Suddenly one person comes up on the deck of the fishing boat from God knows where. He sees the pilot screaming and bows at him. Deep bow.
The pilot stops screaming and bows back at him. Deep bow. They exchange more bows. And then some more. The ARPA is forgotten.
I put the ship back on course and hand her back to the pilot, wondering if these bows are similar to those made before Seppuku. You know, the Japanese samurai ritual of suicide by self-disembowelment. I think those guys bowed deeply too, just before they fell on their swords.
Scene 2. A couple of years ago. Departure Southampton Docks. Me with a coffee in the pilot chair waiting for the pilot. Filipino Third Mate fussing around lethargically on the bridge preparing for departure.
Walkie-talkie crackles. Excited AB, “Bridge, Pilot on board!”
Me, “Aye, Pilot on board. Please bring him up to the bridge. And everybody on departure stations now, please. Take in the gangway”.
Three minutes later the wheelhouse door swings open and a blue eyed blonde with wavy shoulder length hair sashays in. “Good morning,” she tells us in a breathless voice. “I am the pilot.”
And with that simple statement, she throws the ship into a paroxysm of masculine efficiency the likes of which I had never seen before and never saw again. Third Mate smartly at attention and efficiently plotting positions in the river without the GPS, a feat I never knew he was capable of. The Indonesian AB, hitherto well known for his indolence, crisply repeating helm orders and spinning the wheel with a panache worthy of the quartermaster of Star Trek. The Bangladeshi Second Mate landing up on the bridge freshly bathed, cleanly shaved, in crisp uniform and reeking of some godawful cologne, ostensibly to arrange the charts. Hell, even the Indian Chief Officer, on stand-by for’d and therefore disappointingly (for him) removed from the action, put on his (imagined) sexiest drawl on the walkie talkie, until I told him to cut it out because I couldn’t understand half of what he was saying.
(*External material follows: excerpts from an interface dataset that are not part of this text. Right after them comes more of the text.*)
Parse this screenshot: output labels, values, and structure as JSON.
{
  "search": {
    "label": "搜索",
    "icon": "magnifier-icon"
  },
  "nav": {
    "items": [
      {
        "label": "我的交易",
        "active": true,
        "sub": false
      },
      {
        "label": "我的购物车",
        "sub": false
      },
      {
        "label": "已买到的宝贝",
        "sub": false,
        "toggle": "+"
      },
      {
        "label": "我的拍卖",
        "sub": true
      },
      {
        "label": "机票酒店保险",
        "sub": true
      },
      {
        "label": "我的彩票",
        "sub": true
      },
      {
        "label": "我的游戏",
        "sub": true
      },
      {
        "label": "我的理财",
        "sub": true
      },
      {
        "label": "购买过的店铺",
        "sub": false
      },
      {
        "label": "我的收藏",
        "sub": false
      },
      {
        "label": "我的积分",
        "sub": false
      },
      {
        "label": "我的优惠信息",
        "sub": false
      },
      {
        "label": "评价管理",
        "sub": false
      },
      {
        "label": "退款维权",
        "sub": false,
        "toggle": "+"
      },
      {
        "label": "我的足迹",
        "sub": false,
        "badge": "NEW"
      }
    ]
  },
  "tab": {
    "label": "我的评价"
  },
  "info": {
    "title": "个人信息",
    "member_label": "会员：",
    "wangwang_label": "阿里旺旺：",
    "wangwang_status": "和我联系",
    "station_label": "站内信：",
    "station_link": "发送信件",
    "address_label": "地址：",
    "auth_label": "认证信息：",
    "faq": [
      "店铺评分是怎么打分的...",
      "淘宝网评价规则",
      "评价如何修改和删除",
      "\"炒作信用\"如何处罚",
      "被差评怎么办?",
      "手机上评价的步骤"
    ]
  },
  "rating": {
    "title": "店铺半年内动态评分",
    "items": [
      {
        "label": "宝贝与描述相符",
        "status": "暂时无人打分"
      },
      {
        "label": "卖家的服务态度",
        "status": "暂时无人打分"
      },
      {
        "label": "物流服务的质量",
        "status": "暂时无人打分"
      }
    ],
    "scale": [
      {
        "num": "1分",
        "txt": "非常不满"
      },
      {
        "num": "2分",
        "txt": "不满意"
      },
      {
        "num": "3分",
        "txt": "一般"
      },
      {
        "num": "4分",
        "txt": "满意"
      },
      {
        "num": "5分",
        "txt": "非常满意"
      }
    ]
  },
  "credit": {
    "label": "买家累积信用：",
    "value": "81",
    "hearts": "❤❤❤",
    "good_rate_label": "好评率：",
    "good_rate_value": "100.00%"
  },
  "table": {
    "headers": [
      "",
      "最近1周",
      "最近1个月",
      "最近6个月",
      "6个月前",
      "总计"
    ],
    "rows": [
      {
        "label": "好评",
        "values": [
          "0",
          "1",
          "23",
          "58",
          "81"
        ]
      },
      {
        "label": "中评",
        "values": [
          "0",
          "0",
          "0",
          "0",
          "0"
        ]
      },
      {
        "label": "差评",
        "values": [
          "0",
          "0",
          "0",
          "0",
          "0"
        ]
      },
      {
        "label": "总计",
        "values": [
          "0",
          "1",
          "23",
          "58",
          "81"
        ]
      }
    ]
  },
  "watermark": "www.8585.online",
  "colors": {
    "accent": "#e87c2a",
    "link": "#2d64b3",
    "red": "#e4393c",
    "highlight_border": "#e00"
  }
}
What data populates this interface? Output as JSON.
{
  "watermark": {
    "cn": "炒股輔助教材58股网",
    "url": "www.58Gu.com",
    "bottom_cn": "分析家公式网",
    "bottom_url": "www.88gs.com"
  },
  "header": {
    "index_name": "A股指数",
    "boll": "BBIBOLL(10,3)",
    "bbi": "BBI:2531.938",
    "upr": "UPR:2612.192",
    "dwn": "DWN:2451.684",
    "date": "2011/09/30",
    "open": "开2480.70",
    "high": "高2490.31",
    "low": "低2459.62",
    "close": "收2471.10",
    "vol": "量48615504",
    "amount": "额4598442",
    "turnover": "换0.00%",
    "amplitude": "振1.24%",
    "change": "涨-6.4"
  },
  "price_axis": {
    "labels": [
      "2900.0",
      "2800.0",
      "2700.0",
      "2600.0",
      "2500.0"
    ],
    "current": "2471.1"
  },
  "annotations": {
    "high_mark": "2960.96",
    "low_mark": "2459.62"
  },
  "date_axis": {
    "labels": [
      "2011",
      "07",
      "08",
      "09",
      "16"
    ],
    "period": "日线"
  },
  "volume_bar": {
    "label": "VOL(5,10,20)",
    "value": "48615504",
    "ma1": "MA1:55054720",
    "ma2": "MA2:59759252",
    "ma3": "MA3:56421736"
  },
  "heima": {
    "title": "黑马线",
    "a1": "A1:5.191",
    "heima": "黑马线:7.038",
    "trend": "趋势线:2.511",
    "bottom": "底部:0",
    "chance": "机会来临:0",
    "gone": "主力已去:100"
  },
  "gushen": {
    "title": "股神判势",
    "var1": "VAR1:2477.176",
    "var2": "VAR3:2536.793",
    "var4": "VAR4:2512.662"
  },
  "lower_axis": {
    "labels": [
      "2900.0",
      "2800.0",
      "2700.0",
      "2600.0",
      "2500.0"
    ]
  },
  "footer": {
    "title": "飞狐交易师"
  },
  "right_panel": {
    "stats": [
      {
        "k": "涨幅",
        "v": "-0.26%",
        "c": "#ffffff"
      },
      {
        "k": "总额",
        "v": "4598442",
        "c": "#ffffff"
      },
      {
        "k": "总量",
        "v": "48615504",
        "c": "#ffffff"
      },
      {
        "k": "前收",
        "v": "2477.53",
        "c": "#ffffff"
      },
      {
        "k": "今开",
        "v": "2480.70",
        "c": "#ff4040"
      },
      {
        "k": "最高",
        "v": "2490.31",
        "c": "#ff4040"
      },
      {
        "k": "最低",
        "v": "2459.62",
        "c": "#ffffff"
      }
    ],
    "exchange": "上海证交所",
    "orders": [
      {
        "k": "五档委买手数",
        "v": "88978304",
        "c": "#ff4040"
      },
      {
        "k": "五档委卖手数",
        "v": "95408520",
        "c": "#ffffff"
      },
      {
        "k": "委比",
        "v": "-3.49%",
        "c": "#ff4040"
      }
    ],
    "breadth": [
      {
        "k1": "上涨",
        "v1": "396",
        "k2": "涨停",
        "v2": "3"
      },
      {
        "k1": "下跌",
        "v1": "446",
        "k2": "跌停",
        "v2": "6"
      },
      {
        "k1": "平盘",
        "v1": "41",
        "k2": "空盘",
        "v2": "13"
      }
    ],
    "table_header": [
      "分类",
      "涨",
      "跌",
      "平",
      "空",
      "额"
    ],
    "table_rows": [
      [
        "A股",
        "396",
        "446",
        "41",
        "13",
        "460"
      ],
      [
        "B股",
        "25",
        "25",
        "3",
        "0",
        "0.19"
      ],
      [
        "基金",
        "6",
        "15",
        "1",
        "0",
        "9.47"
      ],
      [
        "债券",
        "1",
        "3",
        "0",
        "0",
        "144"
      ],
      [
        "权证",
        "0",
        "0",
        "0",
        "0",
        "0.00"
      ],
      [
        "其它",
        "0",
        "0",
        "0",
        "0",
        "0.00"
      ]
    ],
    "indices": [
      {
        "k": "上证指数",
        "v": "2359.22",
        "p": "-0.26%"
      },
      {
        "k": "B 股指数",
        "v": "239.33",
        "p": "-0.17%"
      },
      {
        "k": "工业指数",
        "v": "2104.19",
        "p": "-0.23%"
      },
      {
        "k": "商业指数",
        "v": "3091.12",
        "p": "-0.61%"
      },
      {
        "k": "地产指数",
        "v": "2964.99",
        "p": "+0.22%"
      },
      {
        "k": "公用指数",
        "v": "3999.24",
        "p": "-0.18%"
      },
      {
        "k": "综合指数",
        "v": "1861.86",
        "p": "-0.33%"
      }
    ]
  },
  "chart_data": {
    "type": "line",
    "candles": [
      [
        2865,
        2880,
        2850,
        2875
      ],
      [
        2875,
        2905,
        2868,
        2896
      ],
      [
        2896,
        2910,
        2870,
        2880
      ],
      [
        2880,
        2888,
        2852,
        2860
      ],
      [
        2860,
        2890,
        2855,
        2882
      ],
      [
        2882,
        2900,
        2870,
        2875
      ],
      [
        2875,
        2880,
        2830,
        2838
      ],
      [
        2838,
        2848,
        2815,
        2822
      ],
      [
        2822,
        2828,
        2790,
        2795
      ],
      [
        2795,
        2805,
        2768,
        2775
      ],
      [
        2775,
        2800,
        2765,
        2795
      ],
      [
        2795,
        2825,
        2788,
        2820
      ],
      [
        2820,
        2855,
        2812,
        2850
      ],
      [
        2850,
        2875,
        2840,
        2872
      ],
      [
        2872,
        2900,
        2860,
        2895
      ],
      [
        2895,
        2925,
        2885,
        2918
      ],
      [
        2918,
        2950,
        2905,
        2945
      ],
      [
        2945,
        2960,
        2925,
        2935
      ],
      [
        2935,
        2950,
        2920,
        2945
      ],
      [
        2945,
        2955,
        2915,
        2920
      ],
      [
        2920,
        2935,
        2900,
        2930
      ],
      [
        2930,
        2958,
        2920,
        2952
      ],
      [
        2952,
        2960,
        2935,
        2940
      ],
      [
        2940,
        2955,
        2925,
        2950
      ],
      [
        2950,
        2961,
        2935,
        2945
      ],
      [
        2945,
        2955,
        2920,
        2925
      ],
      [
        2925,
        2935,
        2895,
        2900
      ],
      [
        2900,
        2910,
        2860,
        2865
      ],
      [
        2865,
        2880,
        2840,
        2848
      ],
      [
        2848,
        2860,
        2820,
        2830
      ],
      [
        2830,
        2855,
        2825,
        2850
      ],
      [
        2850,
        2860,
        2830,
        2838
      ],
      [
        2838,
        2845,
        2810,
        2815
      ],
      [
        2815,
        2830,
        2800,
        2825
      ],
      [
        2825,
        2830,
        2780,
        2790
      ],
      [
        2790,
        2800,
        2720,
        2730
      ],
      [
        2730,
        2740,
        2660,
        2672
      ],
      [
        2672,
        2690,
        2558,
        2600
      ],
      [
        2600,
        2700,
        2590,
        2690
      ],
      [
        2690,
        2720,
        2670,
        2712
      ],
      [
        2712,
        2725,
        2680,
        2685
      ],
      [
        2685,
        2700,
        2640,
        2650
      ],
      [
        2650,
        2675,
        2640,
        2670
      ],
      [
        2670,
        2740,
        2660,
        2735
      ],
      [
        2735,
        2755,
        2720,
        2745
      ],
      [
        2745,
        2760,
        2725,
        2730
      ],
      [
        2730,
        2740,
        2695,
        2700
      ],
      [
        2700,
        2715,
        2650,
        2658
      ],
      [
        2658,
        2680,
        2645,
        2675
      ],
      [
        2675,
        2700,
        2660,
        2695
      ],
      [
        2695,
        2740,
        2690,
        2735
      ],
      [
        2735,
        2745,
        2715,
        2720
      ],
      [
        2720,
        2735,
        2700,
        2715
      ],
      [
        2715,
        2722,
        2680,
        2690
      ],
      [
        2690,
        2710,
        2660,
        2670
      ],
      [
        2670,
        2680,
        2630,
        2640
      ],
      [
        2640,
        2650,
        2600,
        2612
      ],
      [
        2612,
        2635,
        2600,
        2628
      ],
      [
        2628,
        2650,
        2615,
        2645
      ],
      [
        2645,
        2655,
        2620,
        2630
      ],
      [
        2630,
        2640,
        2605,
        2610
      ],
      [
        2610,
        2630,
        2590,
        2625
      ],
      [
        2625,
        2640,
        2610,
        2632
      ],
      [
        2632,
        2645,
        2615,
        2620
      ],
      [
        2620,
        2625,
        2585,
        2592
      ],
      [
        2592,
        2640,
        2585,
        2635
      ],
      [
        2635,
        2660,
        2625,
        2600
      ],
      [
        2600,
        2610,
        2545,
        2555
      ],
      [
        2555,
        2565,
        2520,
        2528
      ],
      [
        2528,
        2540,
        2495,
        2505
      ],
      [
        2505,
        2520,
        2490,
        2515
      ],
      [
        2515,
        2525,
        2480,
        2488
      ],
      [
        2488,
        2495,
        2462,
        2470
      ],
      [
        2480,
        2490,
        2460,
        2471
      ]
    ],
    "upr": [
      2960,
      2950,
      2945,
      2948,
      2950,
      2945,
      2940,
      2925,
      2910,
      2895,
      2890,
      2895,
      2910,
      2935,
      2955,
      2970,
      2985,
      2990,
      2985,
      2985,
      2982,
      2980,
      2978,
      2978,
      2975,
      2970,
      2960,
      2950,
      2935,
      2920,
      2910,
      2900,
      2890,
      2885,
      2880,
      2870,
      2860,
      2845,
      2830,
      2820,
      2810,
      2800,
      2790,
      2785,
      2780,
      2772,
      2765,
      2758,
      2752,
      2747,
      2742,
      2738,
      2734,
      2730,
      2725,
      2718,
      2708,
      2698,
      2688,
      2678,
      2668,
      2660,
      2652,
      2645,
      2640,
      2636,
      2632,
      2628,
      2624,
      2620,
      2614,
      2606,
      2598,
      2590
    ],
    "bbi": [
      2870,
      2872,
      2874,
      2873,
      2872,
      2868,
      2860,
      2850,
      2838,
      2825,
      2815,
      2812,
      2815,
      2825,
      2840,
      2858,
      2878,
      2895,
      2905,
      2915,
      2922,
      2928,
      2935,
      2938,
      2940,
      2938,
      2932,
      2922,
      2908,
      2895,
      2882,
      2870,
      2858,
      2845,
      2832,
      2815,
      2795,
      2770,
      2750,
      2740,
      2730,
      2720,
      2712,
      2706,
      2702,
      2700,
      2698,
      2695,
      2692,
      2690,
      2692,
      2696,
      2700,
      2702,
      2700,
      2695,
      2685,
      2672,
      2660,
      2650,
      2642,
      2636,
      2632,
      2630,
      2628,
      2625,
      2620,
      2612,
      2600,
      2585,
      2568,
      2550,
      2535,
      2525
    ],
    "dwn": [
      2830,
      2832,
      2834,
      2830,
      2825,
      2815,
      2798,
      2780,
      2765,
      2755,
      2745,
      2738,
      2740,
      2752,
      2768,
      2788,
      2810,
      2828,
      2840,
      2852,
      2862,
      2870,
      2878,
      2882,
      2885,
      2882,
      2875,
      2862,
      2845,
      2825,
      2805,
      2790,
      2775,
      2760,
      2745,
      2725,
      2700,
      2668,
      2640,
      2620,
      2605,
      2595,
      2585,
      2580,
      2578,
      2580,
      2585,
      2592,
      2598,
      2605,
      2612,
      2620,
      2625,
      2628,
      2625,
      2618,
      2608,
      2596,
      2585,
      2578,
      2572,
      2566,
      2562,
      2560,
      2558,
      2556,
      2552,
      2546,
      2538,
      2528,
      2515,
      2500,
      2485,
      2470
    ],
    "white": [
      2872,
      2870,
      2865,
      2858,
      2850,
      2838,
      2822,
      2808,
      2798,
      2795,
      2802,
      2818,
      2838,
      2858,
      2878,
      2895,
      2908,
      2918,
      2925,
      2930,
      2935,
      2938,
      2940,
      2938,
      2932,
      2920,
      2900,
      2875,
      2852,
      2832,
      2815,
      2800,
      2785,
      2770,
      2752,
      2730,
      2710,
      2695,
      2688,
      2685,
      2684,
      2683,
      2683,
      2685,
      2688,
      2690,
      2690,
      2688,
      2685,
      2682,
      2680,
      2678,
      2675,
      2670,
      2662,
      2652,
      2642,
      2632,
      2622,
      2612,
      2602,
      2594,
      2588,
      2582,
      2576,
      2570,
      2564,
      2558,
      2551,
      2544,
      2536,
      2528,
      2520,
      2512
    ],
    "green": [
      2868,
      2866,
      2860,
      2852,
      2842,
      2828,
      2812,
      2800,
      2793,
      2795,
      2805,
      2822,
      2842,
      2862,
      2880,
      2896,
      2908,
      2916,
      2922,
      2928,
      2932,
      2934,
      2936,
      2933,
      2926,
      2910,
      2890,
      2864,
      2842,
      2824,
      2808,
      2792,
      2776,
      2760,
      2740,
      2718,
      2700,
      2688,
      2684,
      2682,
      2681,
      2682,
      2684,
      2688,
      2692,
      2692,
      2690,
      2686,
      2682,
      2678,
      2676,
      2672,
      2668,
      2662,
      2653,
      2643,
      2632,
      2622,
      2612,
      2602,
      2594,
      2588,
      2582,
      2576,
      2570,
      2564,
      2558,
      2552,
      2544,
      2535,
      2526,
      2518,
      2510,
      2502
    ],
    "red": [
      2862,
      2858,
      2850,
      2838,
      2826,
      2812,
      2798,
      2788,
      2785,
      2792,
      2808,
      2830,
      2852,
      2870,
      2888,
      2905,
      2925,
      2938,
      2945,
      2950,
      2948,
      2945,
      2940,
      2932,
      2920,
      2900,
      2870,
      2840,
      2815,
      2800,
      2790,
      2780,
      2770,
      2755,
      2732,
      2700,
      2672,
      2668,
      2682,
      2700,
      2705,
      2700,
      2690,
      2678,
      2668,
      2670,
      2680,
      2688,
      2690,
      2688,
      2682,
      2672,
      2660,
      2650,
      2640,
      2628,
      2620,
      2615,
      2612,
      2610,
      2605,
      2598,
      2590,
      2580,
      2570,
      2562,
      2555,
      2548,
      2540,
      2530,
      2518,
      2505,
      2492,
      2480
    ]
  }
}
Me? I was the quintessential professional, of course, as one would expect. I must confess, though, that I had a momentary pang of politically incorrect apprehension, absolutely misplaced as it turned out, at the idea of a female pilot taking a large car carrier out to the Solent in developing fog, a following current and a freshening wind.
I must also confess that I wondered, since this was a fortnightly port of call, whether a Master/Pilot exchange of information could legitimately include the pilot’s phone number. And I still like to think that when the pilot advised me, “We can single up now, Captain,” she was actually hinting that I get a divorce.